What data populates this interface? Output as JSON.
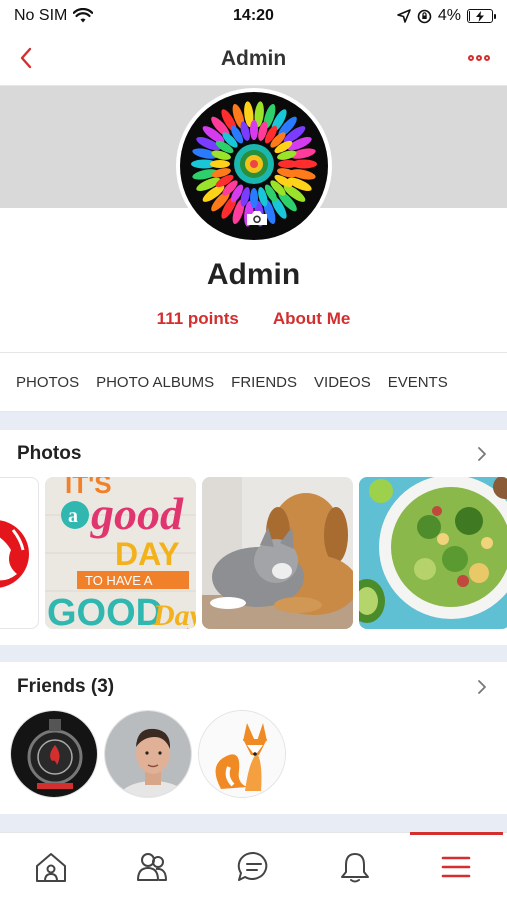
{
  "status_bar": {
    "carrier": "No SIM",
    "time": "14:20",
    "battery": "4%",
    "battery_level": 0.04
  },
  "nav": {
    "title": "Admin"
  },
  "profile": {
    "name": "Admin",
    "points": "111 points",
    "about": "About Me"
  },
  "tabs": [
    "PHOTOS",
    "PHOTO ALBUMS",
    "FRIENDS",
    "VIDEOS",
    "EVENTS"
  ],
  "photos_section": {
    "title": "Photos",
    "good_day_card": {
      "line1": "IT'S",
      "line2": "a",
      "line3": "good",
      "line4": "DAY",
      "line5": "TO HAVE A",
      "line6": "GOOD",
      "line7": "Day"
    }
  },
  "friends_section": {
    "title": "Friends (3)"
  },
  "colors": {
    "accent": "#d32f2f",
    "cover": "#d9d9d9",
    "divider": "#e8edf5"
  },
  "icons": {
    "back": "chevron-left-icon",
    "more": "more-dots-icon",
    "camera": "camera-icon",
    "chevron": "chevron-right-icon",
    "home": "home-icon",
    "groups": "groups-icon",
    "chat": "chat-icon",
    "bell": "bell-icon",
    "menu": "menu-icon"
  }
}
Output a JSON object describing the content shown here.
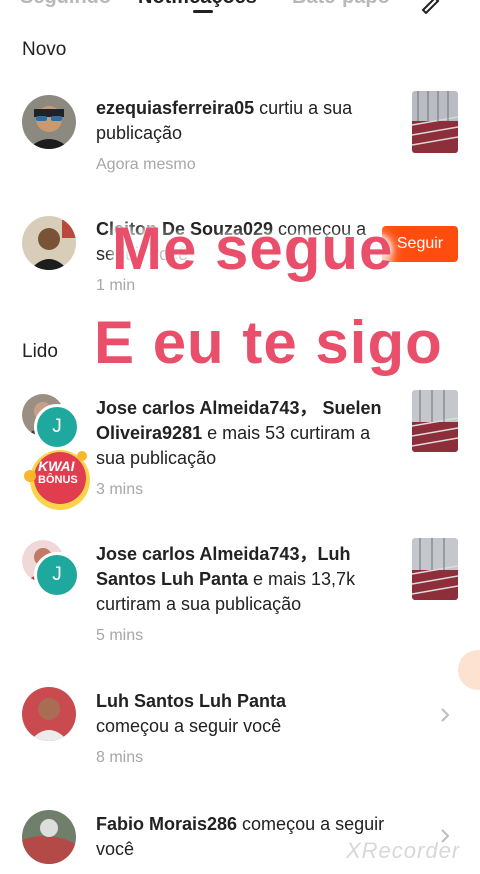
{
  "tabs": [
    {
      "label": "Seguindo",
      "active": false
    },
    {
      "label": "Notificações",
      "active": true
    },
    {
      "label": "Bate-papo",
      "active": false
    }
  ],
  "sections": {
    "new": "Novo",
    "read": "Lido"
  },
  "notifications": [
    {
      "bold": "ezequiasferreira05",
      "rest": " curtiu a sua publicação",
      "time": "Agora mesmo"
    },
    {
      "bold": "Cleiton De Souza029",
      "rest": " começou a seguir você",
      "time": "1 min",
      "button": "Seguir"
    },
    {
      "bold": "Jose carlos Almeida743， Suelen Oliveira9281",
      "rest": " e mais 53 curtiram a sua publicação",
      "time": "3 mins",
      "badge": "J"
    },
    {
      "bold": "Jose carlos Almeida743，Luh Santos Luh Panta",
      "rest": " e mais 13,7k curtiram a sua publicação",
      "time": "5 mins",
      "badge": "J"
    },
    {
      "bold": "Luh Santos Luh Panta",
      "rest": " começou a seguir você",
      "time": "8 mins"
    },
    {
      "bold": "Fabio Morais286",
      "rest": " começou a seguir você",
      "time": ""
    }
  ],
  "overlay": {
    "line1": "Me segue",
    "line2": "E eu te sigo",
    "color": "#e94f6b"
  },
  "kwai_bonus": {
    "line1": "KWAI",
    "line2": "BÔNUS"
  },
  "watermark": "XRecorder",
  "colors": {
    "accent": "#ff4d0f",
    "badge": "#1fa89d"
  }
}
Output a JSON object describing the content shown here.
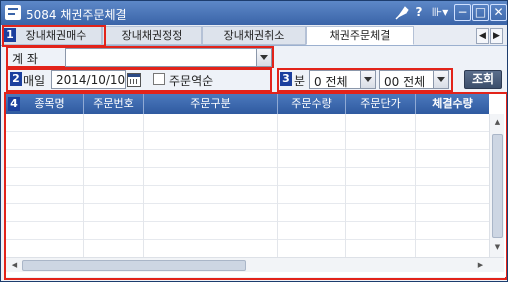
{
  "window": {
    "title": "5084 채권주문체결",
    "pin_icon": "pin-icon",
    "help_label": "?",
    "menu_label": "⊪▾",
    "min_label": "−",
    "max_label": "□",
    "close_label": "✕"
  },
  "tabs": [
    {
      "label": "장내채권매수",
      "active": false
    },
    {
      "label": "장내채권정정",
      "active": false
    },
    {
      "label": "장내채권취소",
      "active": false
    },
    {
      "label": "채권주문체결",
      "active": true
    }
  ],
  "tab_scroll": {
    "left": "◀",
    "right": "▶"
  },
  "badges": {
    "b1": "1",
    "b2": "2",
    "b3": "3",
    "b4": "4"
  },
  "account": {
    "label": "계   좌",
    "value": ""
  },
  "date_row": {
    "label": "매일",
    "date_value": "2014/10/10",
    "checkbox_label": "주문역순",
    "checked": false
  },
  "filter": {
    "label": "분",
    "select1_value": "0 전체",
    "select2_value": "00 전체",
    "query_button": "조회"
  },
  "grid": {
    "columns": [
      "종목명",
      "주문번호",
      "주문구분",
      "주문수량",
      "주문단가",
      "체결수량"
    ],
    "rows": [],
    "scroll_up": "▲",
    "scroll_down": "▼",
    "scroll_left": "◀",
    "scroll_right": "▶"
  },
  "colors": {
    "accent": "#2f5aa0",
    "highlight_border": "#e2231a",
    "badge": "#1b3f9e"
  }
}
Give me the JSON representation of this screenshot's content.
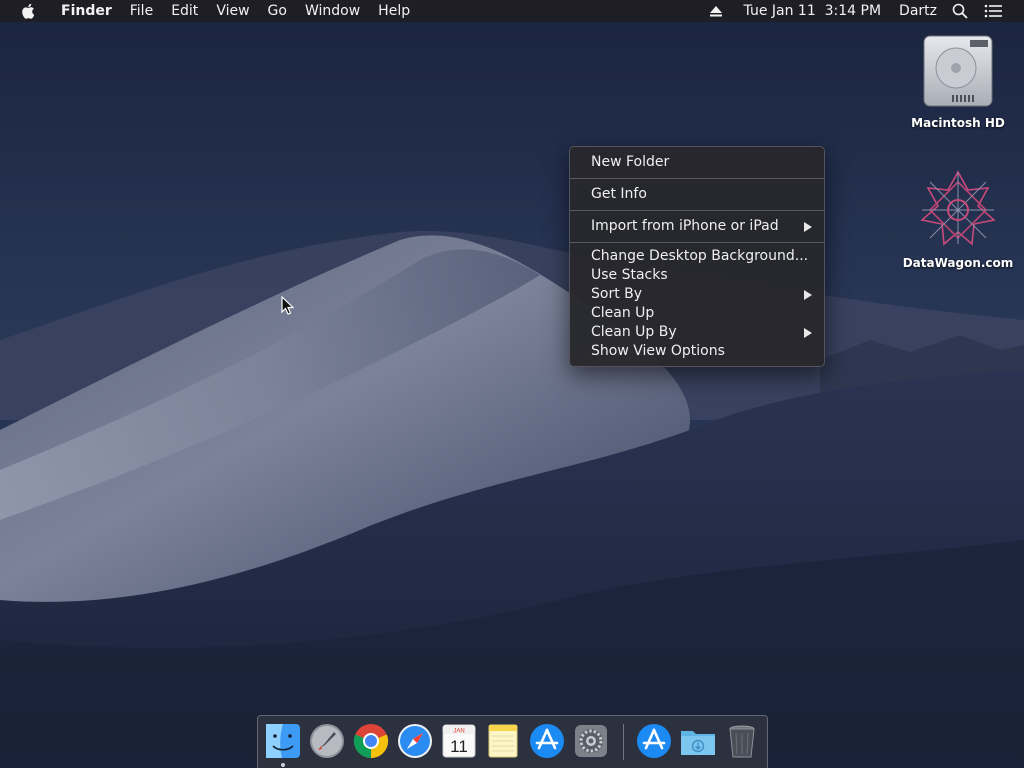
{
  "menubar": {
    "app_name": "Finder",
    "menus": [
      "File",
      "Edit",
      "View",
      "Go",
      "Window",
      "Help"
    ],
    "datetime": "Tue Jan 11  3:14 PM",
    "user": "Dartz"
  },
  "desktop_icons": [
    {
      "label": "Macintosh HD",
      "icon": "hard-drive-icon"
    },
    {
      "label": "DataWagon.com",
      "icon": "datawagon-logo-icon"
    }
  ],
  "context_menu": {
    "items": [
      {
        "label": "New Folder",
        "submenu": false
      },
      {
        "label": "Get Info",
        "submenu": false
      },
      {
        "label": "Import from iPhone or iPad",
        "submenu": true
      },
      {
        "label": "Change Desktop Background...",
        "submenu": false
      },
      {
        "label": "Use Stacks",
        "submenu": false
      },
      {
        "label": "Sort By",
        "submenu": true
      },
      {
        "label": "Clean Up",
        "submenu": false
      },
      {
        "label": "Clean Up By",
        "submenu": true
      },
      {
        "label": "Show View Options",
        "submenu": false
      }
    ]
  },
  "dock": {
    "apps": [
      {
        "name": "Finder",
        "icon": "finder-icon",
        "running": true
      },
      {
        "name": "Launchpad",
        "icon": "launchpad-icon",
        "running": false
      },
      {
        "name": "Google Chrome",
        "icon": "chrome-icon",
        "running": false
      },
      {
        "name": "Safari",
        "icon": "safari-icon",
        "running": false
      },
      {
        "name": "Calendar",
        "icon": "calendar-icon",
        "running": false,
        "calendar_month": "JAN",
        "calendar_day": "11"
      },
      {
        "name": "Notes",
        "icon": "notes-icon",
        "running": false
      },
      {
        "name": "App Store",
        "icon": "app-store-icon",
        "running": false
      },
      {
        "name": "System Preferences",
        "icon": "system-preferences-icon",
        "running": false
      },
      {
        "name": "App Store (downloads)",
        "icon": "app-store-icon",
        "running": false
      },
      {
        "name": "Downloads",
        "icon": "downloads-folder-icon",
        "running": false
      },
      {
        "name": "Trash",
        "icon": "trash-icon",
        "running": false
      }
    ]
  },
  "colors": {
    "menubar_bg": "#1e1e22",
    "menu_bg": "#28282c",
    "wallpaper_dark": "#18223a",
    "dune_light": "#8a90a6"
  }
}
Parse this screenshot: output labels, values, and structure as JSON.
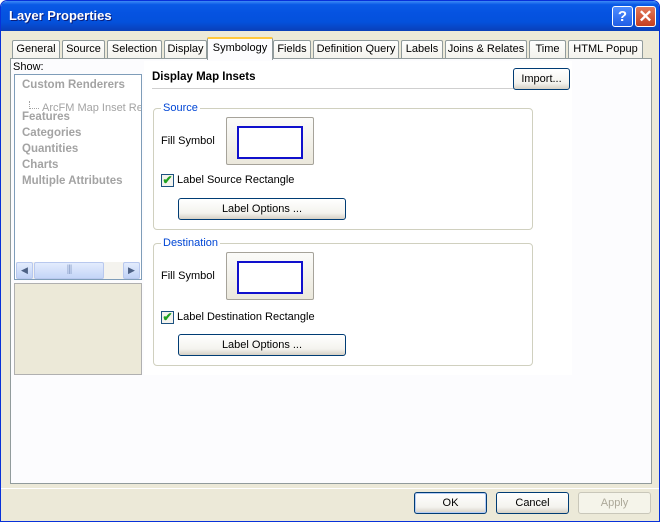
{
  "window": {
    "title": "Layer Properties"
  },
  "tabs": [
    "General",
    "Source",
    "Selection",
    "Display",
    "Symbology",
    "Fields",
    "Definition Query",
    "Labels",
    "Joins & Relates",
    "Time",
    "HTML Popup"
  ],
  "left": {
    "show_label": "Show:",
    "tree": {
      "items": [
        "Custom Renderers",
        "Features",
        "Categories",
        "Quantities",
        "Charts",
        "Multiple Attributes"
      ],
      "sub_item": "ArcFM Map Inset Ren"
    }
  },
  "main": {
    "heading": "Display Map Insets",
    "import_label": "Import...",
    "source": {
      "title": "Source",
      "fill_label": "Fill Symbol",
      "check_label": "Label Source Rectangle",
      "checked": true,
      "button": "Label Options ..."
    },
    "destination": {
      "title": "Destination",
      "fill_label": "Fill Symbol",
      "check_label": "Label Destination Rectangle",
      "checked": true,
      "button": "Label Options ..."
    },
    "swatch_color": "#1010cc"
  },
  "footer": {
    "ok": "OK",
    "cancel": "Cancel",
    "apply": "Apply"
  },
  "icons": {
    "help": "?",
    "close": "✕",
    "check": "✔",
    "scroll_left": "◀",
    "scroll_right": "▶",
    "scroll_grip": "|||"
  }
}
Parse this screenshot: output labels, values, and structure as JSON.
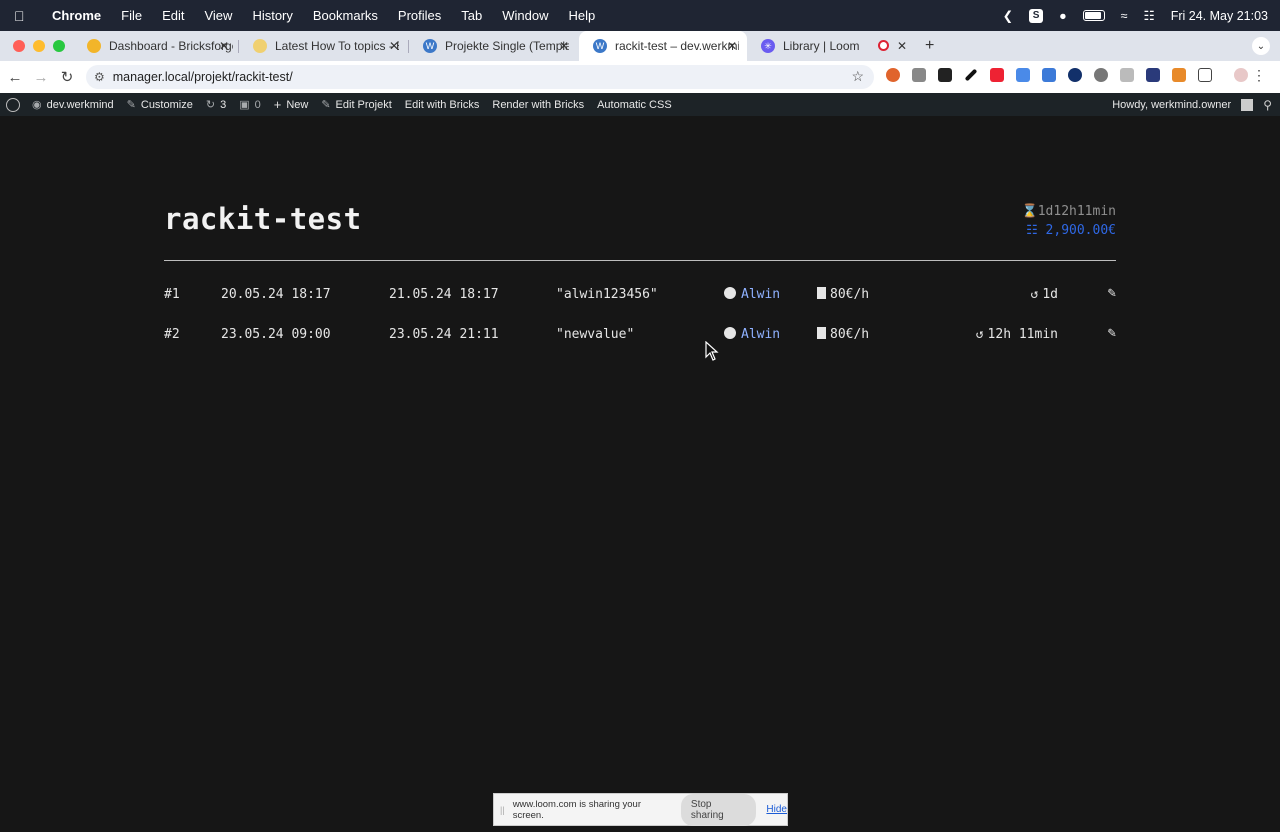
{
  "menubar": {
    "apple": "",
    "app": "Chrome",
    "items": [
      "File",
      "Edit",
      "View",
      "History",
      "Bookmarks",
      "Profiles",
      "Tab",
      "Window",
      "Help"
    ],
    "datetime": "Fri 24. May  21:03"
  },
  "tabs": [
    {
      "label": "Dashboard - Bricksforge – Th",
      "favicon_color": "#f2b52a",
      "active": false
    },
    {
      "label": "Latest How To topics - Bricks",
      "favicon_color": "#f0d070",
      "active": false
    },
    {
      "label": "Projekte Single (Template)",
      "favicon_color": "#3c78c8",
      "active": false
    },
    {
      "label": "rackit-test – dev.werkmind",
      "favicon_color": "#3c78c8",
      "active": true
    },
    {
      "label": "Library | Loom",
      "favicon_color": "#6a5bf0",
      "active": false
    }
  ],
  "toolbar": {
    "url": "manager.local/projekt/rackit-test/"
  },
  "adminbar": {
    "site": "dev.werkmind",
    "customize": "Customize",
    "updates": "3",
    "comments": "0",
    "new": "New",
    "edit_projekt": "Edit Projekt",
    "edit_bricks": "Edit with Bricks",
    "render_bricks": "Render with Bricks",
    "automatic_css": "Automatic CSS",
    "howdy": "Howdy, werkmind.owner"
  },
  "project": {
    "title": "rackit-test",
    "total_duration": "1d12h11min",
    "total_cost": "2,900.00€"
  },
  "entries": [
    {
      "num": "#1",
      "start": "20.05.24 18:17",
      "end": "21.05.24 18:17",
      "value": "\"alwin123456\"",
      "user": "Alwin",
      "rate": "80€/h",
      "duration": "1d"
    },
    {
      "num": "#2",
      "start": "23.05.24 09:00",
      "end": "23.05.24 21:11",
      "value": "\"newvalue\"",
      "user": "Alwin",
      "rate": "80€/h",
      "duration": "12h 11min"
    }
  ],
  "loom_bar": {
    "message": "www.loom.com is sharing your screen.",
    "stop_label": "Stop sharing",
    "hide_label": "Hide"
  },
  "colors": {
    "accent_blue": "#2f68e5",
    "user_link": "#8fb1ff",
    "background": "#161616"
  }
}
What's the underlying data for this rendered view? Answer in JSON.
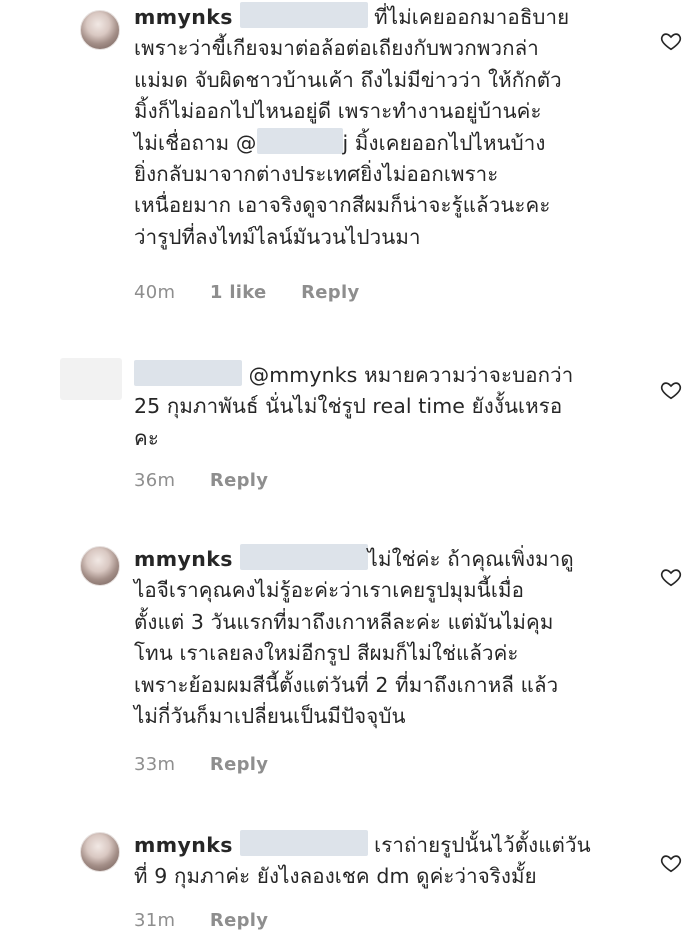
{
  "comments": [
    {
      "username": "mmynks",
      "lines": [
        "ที่ไม่เคยออกมาอธิบาย",
        "เพราะว่าขี้เกียจมาต่อล้อต่อเถียงกับพวกพวกล่า",
        "แม่มด จับผิดชาวบ้านเค้า ถึงไม่มีข่าวว่า ให้กักตัว",
        "มิ้งก็ไม่ออกไปไหนอยู่ดี เพราะทำงานอยู่บ้านค่ะ",
        "ไม่เชื่อถาม @",
        "j มิ้งเคยออกไปไหนบ้าง",
        "ยิ่งกลับมาจากต่างประเทศยิ่งไม่ออกเพราะ",
        "เหนื่อยมาก เอาจริงดูจากสีผมก็น่าจะรู้แล้วนะคะ",
        "ว่ารูปที่ลงไทม์ไลน์มันวนไปวนมา"
      ],
      "time": "40m",
      "likes": "1 like",
      "reply": "Reply"
    },
    {
      "mention": "@mmynks",
      "lines": [
        "หมายความว่าจะบอกว่า",
        "25 กุมภาพันธ์ นั่นไม่ใช่รูป real time ยังงั้นเหรอ",
        "คะ"
      ],
      "time": "36m",
      "reply": "Reply"
    },
    {
      "username": "mmynks",
      "lines": [
        "ไม่ใช่ค่ะ ถ้าคุณเพิ่งมาดู",
        "ไอจีเราคุณคงไม่รู้อะค่ะว่าเราเคยรูปมุมนี้เมื่อ",
        "ตั้งแต่ 3 วันแรกที่มาถึงเกาหลีละค่ะ แต่มันไม่คุม",
        "โทน เราเลยลงใหม่อีกรูป สีผมก็ไม่ใช่แล้วค่ะ",
        "เพราะย้อมผมสีนี้ตั้งแต่วันที่ 2 ที่มาถึงเกาหลี แล้ว",
        "ไม่กี่วันก็มาเปลี่ยนเป็นมีปัจจุบัน"
      ],
      "time": "33m",
      "reply": "Reply"
    },
    {
      "username": "mmynks",
      "lines": [
        "เราถ่ายรูปนั้นไว้ตั้งแต่วัน",
        "ที่ 9 กุมภาค่ะ ยังไงลองเชค dm ดูค่ะว่าจริงมั้ย"
      ],
      "time": "31m",
      "reply": "Reply"
    }
  ],
  "icons": {
    "like": "heart-outline-icon",
    "avatar": "profile-photo"
  },
  "colors": {
    "text": "#262626",
    "meta": "#8e8e8e",
    "redaction": "#dde3ea"
  }
}
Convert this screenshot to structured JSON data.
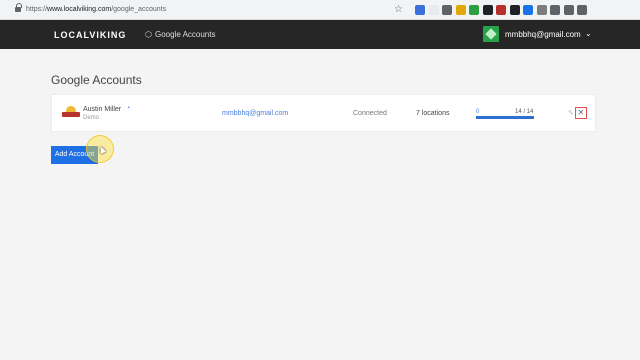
{
  "browser": {
    "url_scheme": "https://",
    "url_host": "www.localviking.com",
    "url_path": "/google_accounts",
    "extension_colors": [
      "#3b6fd9",
      "#e8eaed",
      "#5f6368",
      "#e0a800",
      "#2e9e43",
      "#202124",
      "#b5302b",
      "#202124",
      "#1a73e8",
      "#7d7d7d",
      "#5f6368",
      "#5f6368",
      "#5f6368"
    ]
  },
  "header": {
    "logo": "LOCALVIKING",
    "nav_icon": "google-icon",
    "nav_label": "Google Accounts",
    "user_email": "mmbbhq@gmail.com",
    "caret": "⌄"
  },
  "main": {
    "title": "Google Accounts",
    "accounts": [
      {
        "name": "Austin Miller",
        "subtitle": "Demo",
        "email": "mmbbhq@gmail.com",
        "status": "Connected",
        "locations": "7 locations",
        "progress_start": "0",
        "progress_count": "14 / 14",
        "progress_fraction": 1.0
      }
    ],
    "add_account_label": "Add Account"
  },
  "colors": {
    "header_bg": "#262626",
    "accent": "#1f6fe5",
    "link": "#4a7fdc",
    "remove_border": "#e05050"
  }
}
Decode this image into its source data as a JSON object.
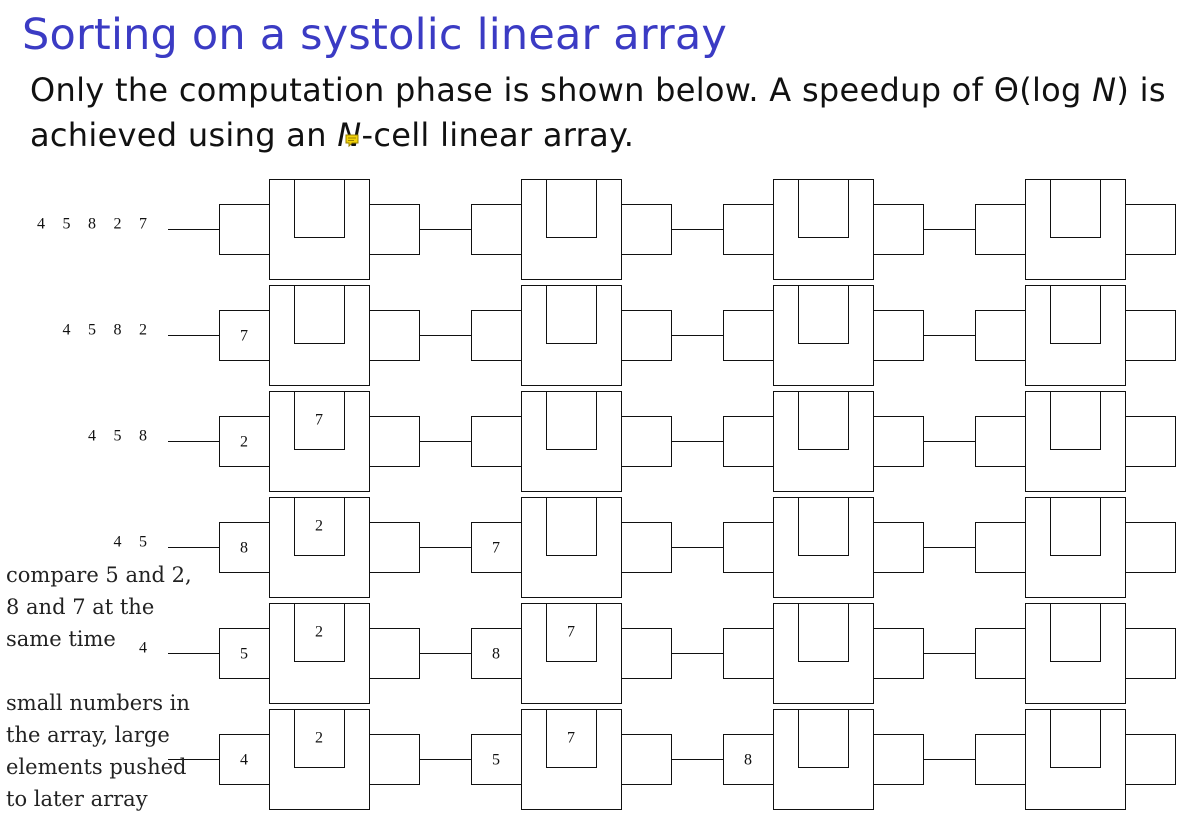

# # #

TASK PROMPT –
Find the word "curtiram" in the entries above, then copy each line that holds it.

YOUR SOLUTION –
      "rest": " e mais 53 curtiram a sua publicação",
      "rest": " e mais 13,7k curtiram a sua publicação",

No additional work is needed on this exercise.